There are plenty of great coffee shops in New York to grab your daily brew, but one with hundreds of fluffy sheep lining the walls? Well, that you can only find in Tribeca. Walk into the Scandinavian-inspired Kaffe 1668 and the sheep are the first thing you’ll notice – a nod to the region’s pastoral roots – along with the classic Scandinavian design and the familiar hum of espresso machines. Grab a coffee to go (a very good coffee, at that), or pull up a bench at the family-style tables and sit down to caffeinate with a healthy snack, like Kaffe’s house-made chia puddings or acai bowls.
Grab brunch in a historic townhouse
Tiny’s and the Bar Upstairs, 135 W. Broadway, NY; tinysnc.com
Smack dab in the middle of W. Broadway’s industrial lofts sits a wee brick townhouse, painted pink, with a sign hanging outside with ‘The Bar Upstairs.’ Behind its doors, you’ll find Tiny’s, a cosy neighbourhood eatery that serves up local market fare and (you guessed it) a bar upstairs. Housed in a building dating back to 1810, the owners of Tiny’s have retained details of its past with copper tabletops and original tin ceilings, the perfect spot for a hearty brunch of ‘Drunken Doughnuts’ covered in whiskey caramel, and buttermilk pancakes topped with cinnamon whipped cream.
Snap the perfect Instagram pic
Tribeca is a great neighbourhood to escape the bustling tourist centres of Manhattan, get some shopping done at its trendy boutiques, and snap an iconic New York photo in its quieter streets. Look up and you’ll see lofty architecture and cast-iron buildings that used to house the city’s brightest artists – look down and you’ll find cobblestone streets that preserve the neighbourhood’s past.

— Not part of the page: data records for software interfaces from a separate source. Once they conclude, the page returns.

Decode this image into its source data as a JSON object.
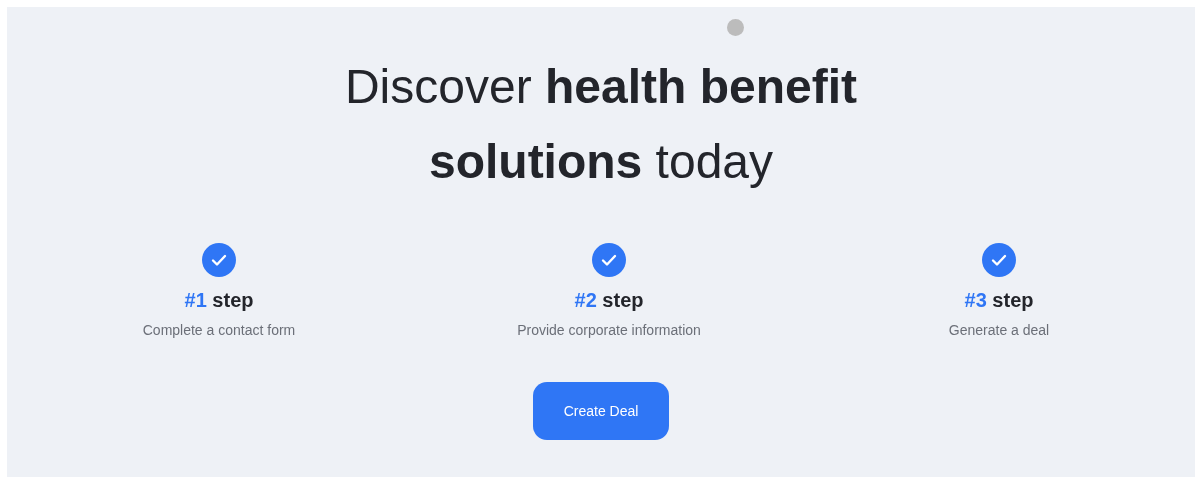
{
  "headline": "Discover **health benefit solutions** today",
  "steps": [
    {
      "number": "#1",
      "word": "step",
      "description": "Complete a contact form"
    },
    {
      "number": "#2",
      "word": "step",
      "description": "Provide corporate information"
    },
    {
      "number": "#3",
      "word": "step",
      "description": "Generate a deal"
    }
  ],
  "button": {
    "label": "Create Deal"
  }
}
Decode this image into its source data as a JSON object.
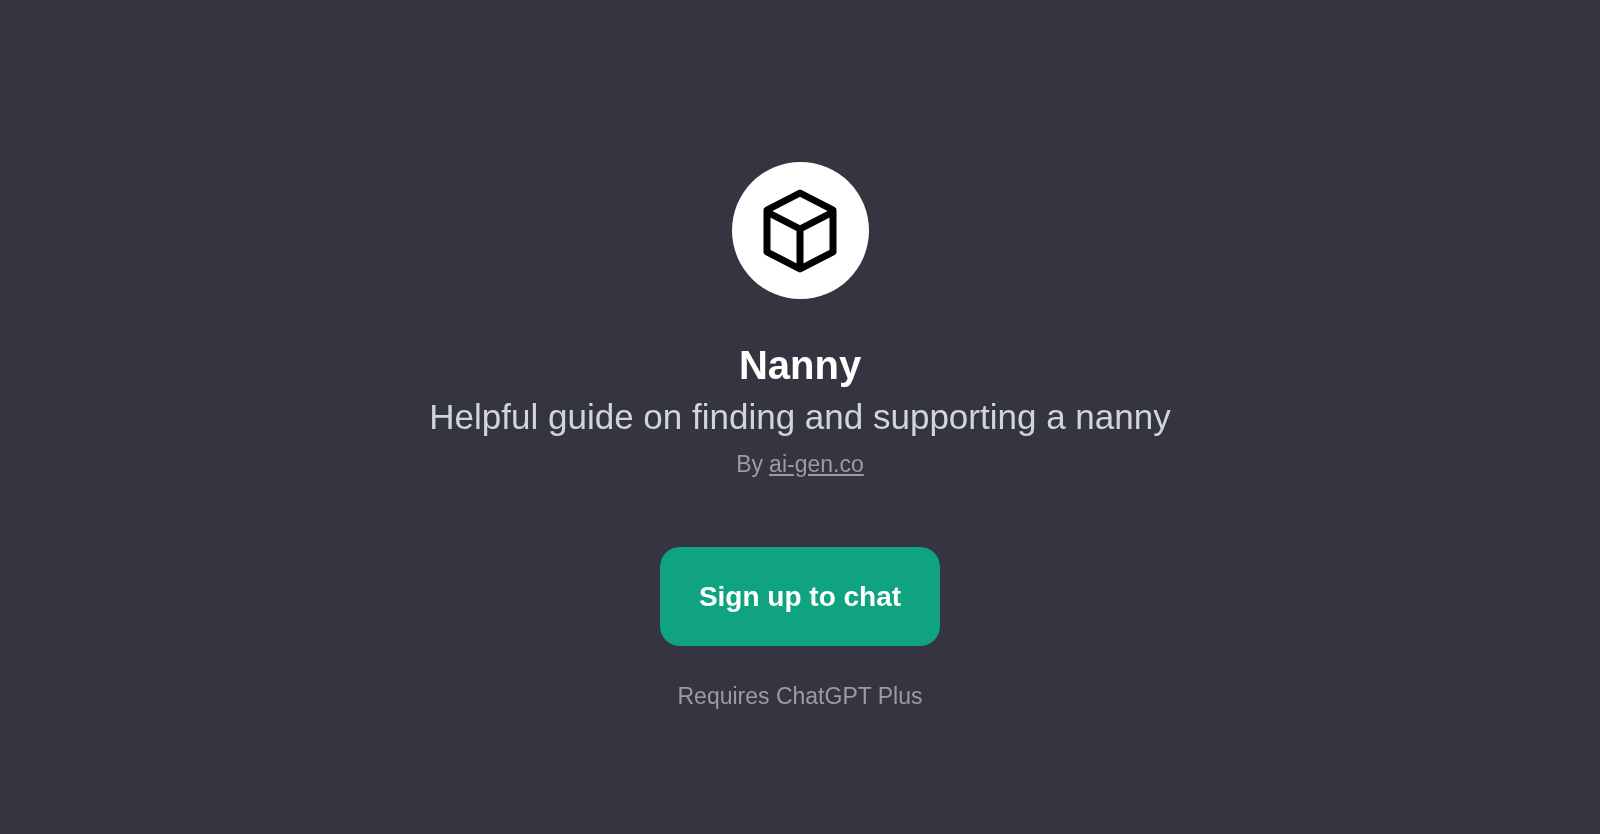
{
  "title": "Nanny",
  "description": "Helpful guide on finding and supporting a nanny",
  "author": {
    "prefix": "By",
    "link": "ai-gen.co"
  },
  "button": {
    "label": "Sign up to chat"
  },
  "note": "Requires ChatGPT Plus"
}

Grab a drink with the locals at Smith & Mills
71 N. Moore St., NY; smithandmills.com
Tucked away behind two heavy wooden doors on N. Moore St., sits the humble Smith & Mills, a bar marked only by a symbol outside on its awning – a hidden gem that you’d walk straight past unless you’re a local. With only five tables and a bar for six inside, the space is undeniably intimate, giving you the perfect opportunity to chat with the area’s residents or banter with the bartender as he whips you up their famed Dark ‘n’ Stormy, using fresh muddled ginger for a cocktail that bites back.
Late night eats at the Odeon
145 W. Broadway, NY; theodeonrestaurant.com
This classic New York eatery, made famous by the novel Bright Lights, Big City, has been a Tribeca staple since 1980, long before the neighbourhood became one of the city’s most sought-after spots. A historic favourite amongst artists like Basquiat and Warhol, The Odeon was the spot for artists and actors in the ‘80s, and is still known for its late-night eats, including an all-day breakfast menu. White tablecloths, bistro chairs and a menu made up of American classics preserve The Odeon’s storied past, so pull up a chair, order a plate of steak frites, and spend the wee hours of the night people-watching.